The research studies that aim to test this tool are scheduled to start during the second half of 2019. Brain+ and the University of Oxford have been developing and testing various prototypes of the AD Detect tool in order to gain insight into the type of format that provides the best user experience whilst remaining a robust tool for the detection of the early signs of Alzheimer’s disease. The team at Aarhus University will validate the AD Detect tool with biomarkers detected by Positron Emission Tomography (PET) brain scan. Finally, researchers in Computer Science at the University of Nottingham will study the longitudinal use of the AD Prevent tool whilst researchers from NIHR MindTech MedTech Cooperative at the Institute of Mental Health, also at the University of Nottingham, will run Public and Patient Involvement (PPI) workshops with people with Alzheimer’s disease and their carers to explore the user dimension of the AD Detect and Prevent tool. Alzheimer Europe is also involved in the PPI work.
The AD Detect and Prevent tool is designed to be user-friendly and easily accessible, and will be delivered on various types of devices such as tablets, smartphones and computers. This digital solution will be initially launched in Denmark and the United Kingdom in 2020 but the consortium hopes to expand the tool to other European countries.

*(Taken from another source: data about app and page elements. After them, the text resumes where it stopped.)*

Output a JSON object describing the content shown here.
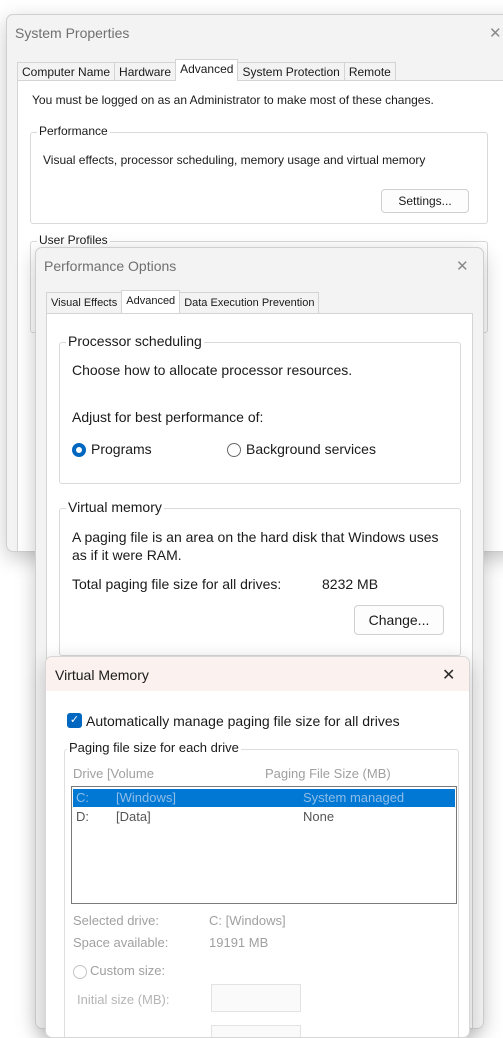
{
  "system_properties": {
    "title": "System Properties",
    "close_glyph": "✕",
    "tabs": [
      "Computer Name",
      "Hardware",
      "Advanced",
      "System Protection",
      "Remote"
    ],
    "admin_notice": "You must be logged on as an Administrator to make most of these changes.",
    "performance": {
      "legend": "Performance",
      "description": "Visual effects, processor scheduling, memory usage and virtual memory",
      "settings_button": "Settings..."
    },
    "user_profiles_legend": "User Profiles"
  },
  "performance_options": {
    "title": "Performance Options",
    "close_glyph": "✕",
    "tabs": [
      "Visual Effects",
      "Advanced",
      "Data Execution Prevention"
    ],
    "processor_scheduling": {
      "legend": "Processor scheduling",
      "description": "Choose how to allocate processor resources.",
      "adjust_label": "Adjust for best performance of:",
      "options": [
        {
          "label": "Programs",
          "selected": true
        },
        {
          "label": "Background services",
          "selected": false
        }
      ]
    },
    "virtual_memory": {
      "legend": "Virtual memory",
      "description_line1": "A paging file is an area on the hard disk that Windows uses",
      "description_line2": "as if it were RAM.",
      "total_label": "Total paging file size for all drives:",
      "total_value": "8232 MB",
      "change_button": "Change..."
    }
  },
  "virtual_memory_dialog": {
    "title": "Virtual Memory",
    "close_glyph": "✕",
    "auto_manage": {
      "label": "Automatically manage paging file size for all drives",
      "checked": true
    },
    "paging_legend": "Paging file size for each drive",
    "columns": {
      "drive": "Drive  [Volume",
      "size": "Paging File Size (MB)"
    },
    "drives": [
      {
        "drive": "C:",
        "volume": "[Windows]",
        "size": "System managed",
        "selected": true
      },
      {
        "drive": "D:",
        "volume": "[Data]",
        "size": "None",
        "selected": false
      }
    ],
    "selected_drive": {
      "label": "Selected drive:",
      "value": "C:  [Windows]"
    },
    "space_available": {
      "label": "Space available:",
      "value": "19191 MB"
    },
    "custom_size": {
      "label": "Custom size:",
      "selected": false
    },
    "initial_size_label": "Initial size (MB):",
    "colors": {
      "accent": "#0067c0",
      "selection": "#0078d4",
      "disabled_text": "#a0a0a0"
    }
  }
}
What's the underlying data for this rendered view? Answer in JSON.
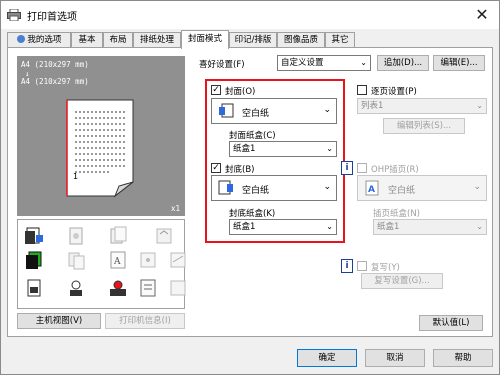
{
  "window": {
    "title": "打印首选项",
    "close_label": "✕"
  },
  "tabs": [
    {
      "label": "我的选项"
    },
    {
      "label": "基本"
    },
    {
      "label": "布局"
    },
    {
      "label": "排纸处理"
    },
    {
      "label": "封面模式",
      "active": true
    },
    {
      "label": "印记/排版"
    },
    {
      "label": "图像品质"
    },
    {
      "label": "其它"
    }
  ],
  "preview": {
    "line1": "A4 (210x297 mm)",
    "arrow": "↓",
    "line2": "A4 (210x297 mm)",
    "page_label": "1",
    "scale_label": "x1"
  },
  "left_buttons": {
    "printer_view": "主机视图(V)",
    "printer_info": "打印机信息(I)"
  },
  "favorites": {
    "label": "喜好设置(F)",
    "value": "自定义设置",
    "add_button": "追加(D)...",
    "edit_button": "编辑(E)..."
  },
  "front_cover": {
    "label": "封面(O)",
    "checked": true,
    "paper": "空白纸",
    "tray_label": "封面纸盒(C)",
    "tray_value": "纸盒1"
  },
  "back_cover": {
    "label": "封底(B)",
    "checked": true,
    "paper": "空白纸",
    "tray_label": "封底纸盒(K)",
    "tray_value": "纸盒1"
  },
  "page_settings": {
    "label": "逐页设置(P)",
    "list_value": "列表1",
    "edit_list": "编辑列表(S)..."
  },
  "ohp": {
    "label": "OHP插页(R)",
    "paper": "空白纸",
    "tray_label": "插页纸盒(N)",
    "tray_value": "纸盒1"
  },
  "copy": {
    "label": "复写(Y)",
    "settings_button": "复写设置(G)..."
  },
  "default_button": "默认值(L)",
  "footer": {
    "ok": "确定",
    "cancel": "取消",
    "help": "帮助"
  }
}
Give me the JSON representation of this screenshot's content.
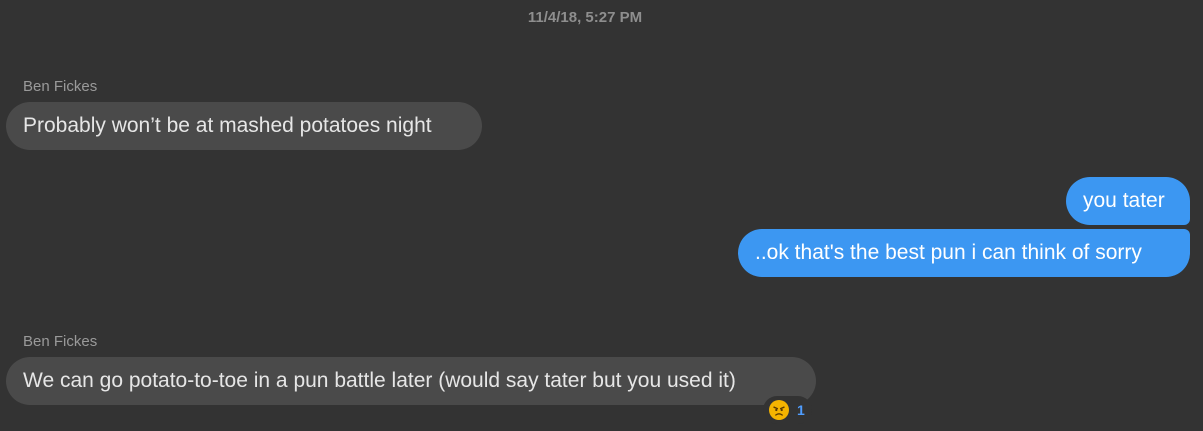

It is estimated that approximately 9 million people in Europe are living with dementia and this number is expected to increase to 14 million by 20401. Alzheimer’s disease is the most common condition leading to dementia as it is the underlying cause in 70% of dementia cases3. Dementia is a major cause of disability and dependency and has a great impact on the lives of people with the condition, their relatives and society.
Despite the high prevalence of Alzheimer’s dementia across Europe, detecting this condition before symptoms occur can be extremely challenging and diagnosis is often made late in the disease process. Consequently, it is often the case that when this condition is diagnosed, it has already caused significant nerve damage leading to impaired memory, thought processes, behaviour and social skills.
Prof. Monica Di Luca, president of the European Brain Council, concludes with the following: “The work of the consortium will contribute towards generating a robust, ethical, evidence-based ‘AD Detect and Prevent’ tool to improve early detection of Alzheimer’s disease and to address issues linked to the management of risk and prevention. In addition, it will encourage lifestyle changes which could potentially help to reduce the addressable risk of dementia.”
The AD Detect and Prevent consortium
- Aarhus University
- Alzheimer Europe
- European Brain Council
- University of Oxford
- University of Nottingham
Follow us on twitter: @addp_eu
Aarhus University: @AarhusUni
Alzheimer Europe: @AlzheimerEurope
University of Oxford: @UniofOxford
University of Nottingham: @UniofNottingham
Contacts and further information:
- Organisation for Economic Cooperation and Development (OECD). Health at a Glance: Europe 2018. Accesible at: https://www.oecd-ilibrary.org/docserver/health_glance_eur-2018-19-en.pdf?expires=1553167419&id=id&accname=guest&checksum=0B03B99DB601B7F67A7063D89CF730EA
- Livingston et al. (2017). Dementia, prevention, intervention, and care. The Lancet, Vol. 390, Issue 10113, pp. 2673-2734. Accessible at: http://dx.doi.org/10.1016/S0140-6736(17)31363-6
- European Brain Council. The potential benefit of treating Alzheimer’s disease before the onset of dementia, 2018. Accessible at: https://www.braincouncil.eu/wp-content/uploads/2018/10/The-Potential-Benefit-of-Treating-Alzheimers-Disease-Before-the-Onset-of-Dementia.pdf
This project has received funding from the European Union’s Horizon 2020 research and innovation programme under grant agreement No 820636.